Food Insecurity and the Making of the African Red Sea
Dr. Steven Serels
This study is the first in-depth analysis of the social, political and economic factors that have led to the endemic food crisis among pastoralist communities in Eastern Sudan, Eritrea, Djibouti and Northern Somalia. Since the nineteenth century, these communities have suffered because their economic strategies were progressively eroded by a set of exploitative processes that allowed colonial states and a small group of non-state elites to seize locally managed resources. The loss of these resources negatively impacted the food security of the region and recurring food crises forced many to abandon traditional livelihoods and to seek out work either on largescale commercial agriculture schemes, in regional cities or in Gulf States.
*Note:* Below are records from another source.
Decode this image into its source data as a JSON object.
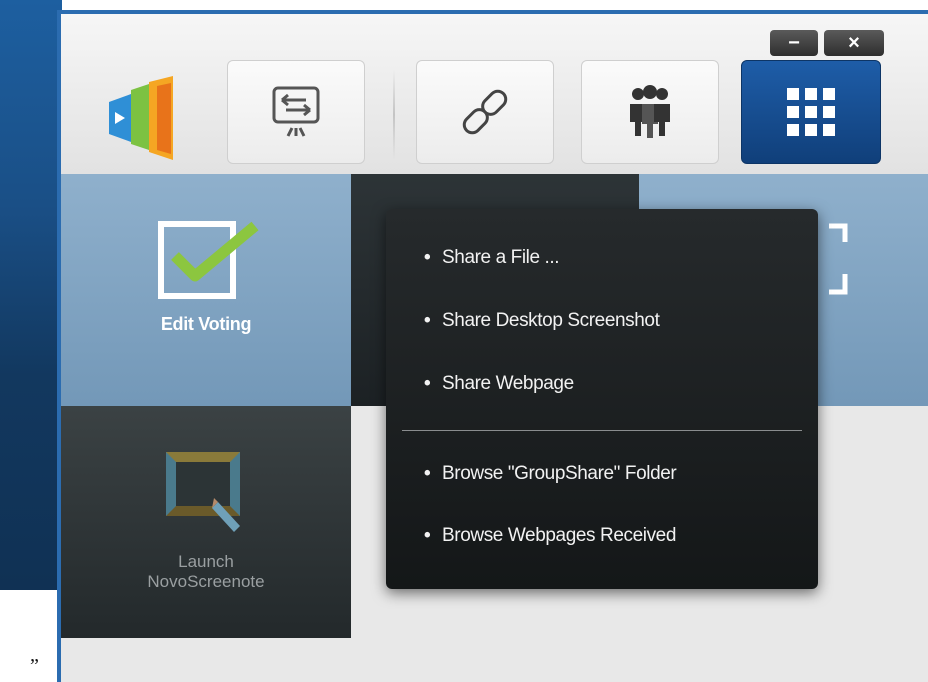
{
  "window": {
    "minimize_glyph": "−",
    "close_glyph": "×"
  },
  "toolbar": {
    "buttons": [
      {
        "icon": "screen-switch-icon"
      },
      {
        "icon": "link-icon"
      },
      {
        "icon": "group-icon"
      },
      {
        "icon": "apps-grid-icon",
        "active": true
      }
    ]
  },
  "tiles": {
    "voting": {
      "label": "Edit Voting",
      "icon": "checkbox-check-icon"
    },
    "launch": {
      "label": "Launch\nNovoScreenote",
      "icon": "screenote-icon"
    }
  },
  "menu": {
    "bullet": "•",
    "items": [
      {
        "label": "Share a File ..."
      },
      {
        "label": "Share Desktop Screenshot"
      },
      {
        "label": "Share Webpage"
      },
      {
        "label": "Browse \"GroupShare\" Folder"
      },
      {
        "label": "Browse Webpages Received"
      }
    ]
  },
  "stray_text": "”",
  "colors": {
    "accent": "#1e5da8",
    "tile_blue": "#7f9fbf",
    "tile_dark": "#23292b",
    "check_green": "#8cc63f"
  }
}
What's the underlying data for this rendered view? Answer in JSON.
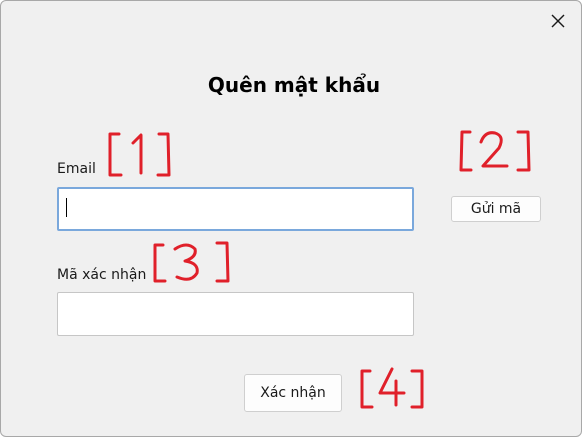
{
  "dialog": {
    "title": "Quên mật khẩu",
    "close_icon": "close-icon"
  },
  "email": {
    "label": "Email",
    "value": "",
    "placeholder": ""
  },
  "send_code": {
    "label": "Gửi mã"
  },
  "code": {
    "label": "Mã xác nhận",
    "value": "",
    "placeholder": ""
  },
  "confirm": {
    "label": "Xác nhận"
  },
  "annotations": {
    "color": "#e0202a",
    "marks": [
      "[1]",
      "[2]",
      "[3]",
      "[4]"
    ]
  },
  "colors": {
    "background": "#f0f0f0",
    "focus_border": "#7aa8dc",
    "annotation": "#e0202a"
  }
}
This project has four major goals: (1) to chart the shifting economics of pastoralism and to correlate these shifts with patterns of access to food; (2) to examine the relationship between repeated food crises and the establishment of modern states in the region; (3) to explore the ways that religious and lay indigenous elites coped with development of structural food insecurity; (4) to uncover the lived experience of the slaves held in bondage in the region during acute food crises.